Aside from the farm, however, the nature in the character’s current environment of Soledad is a more physical source of refuge. After Lennie kills Curley’s wife, he runs to the spring where he and George first arrived. He kneels down and drinks the water, and Steinbeck sets the scene acutely differently to the chaos of the barn: “When a little bird skittered over the dry leaves behind him, his head jerked up and he strained toward the sound with eyes and ears until he saw the bird, and then he dropped his head and drank again.” (p.100)
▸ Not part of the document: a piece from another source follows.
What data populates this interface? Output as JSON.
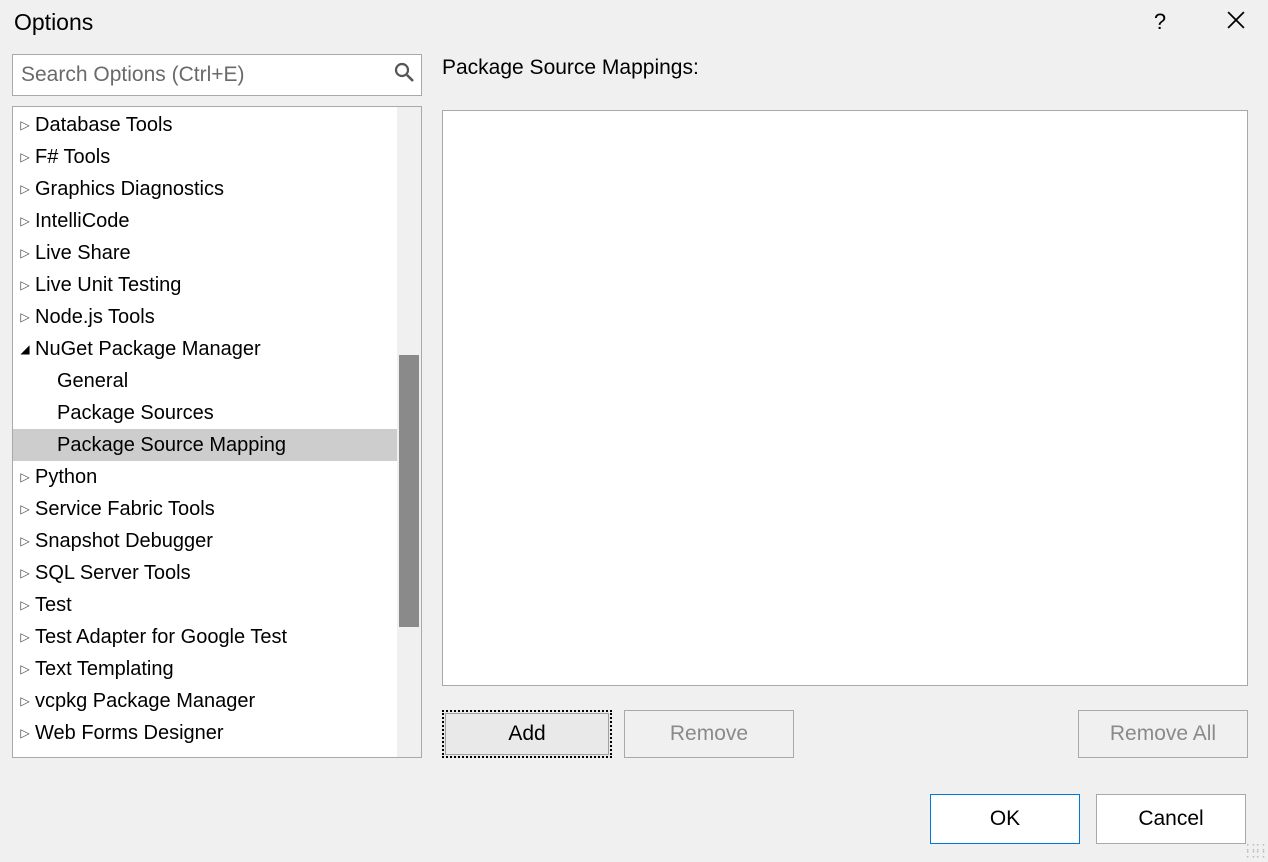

But why did Steinbeck create an environment where the characters’ only salvation from their struggles is nature? It’s possible he was attempting to answer the question of what is man’s connection with nature. In Of Mice and Men, Steinbeck relates nature to a life without struggle, an outlet for serenity. Perhaps, nature is a way for man to detach himself from a life of hard-work with nothing to yield. Perhaps Steinbeck thought that the forests and ravines are places to go when in need of a refresh, a way to return to our roots. Regardless, it’s clear that the author instills a sense of importance to man’s unique connection with nature; despite consistently being deprived of it, nature is almost always a way for us to find salvation from the hardships of human existence.


Photo courtesy of: mtran on serendip studios.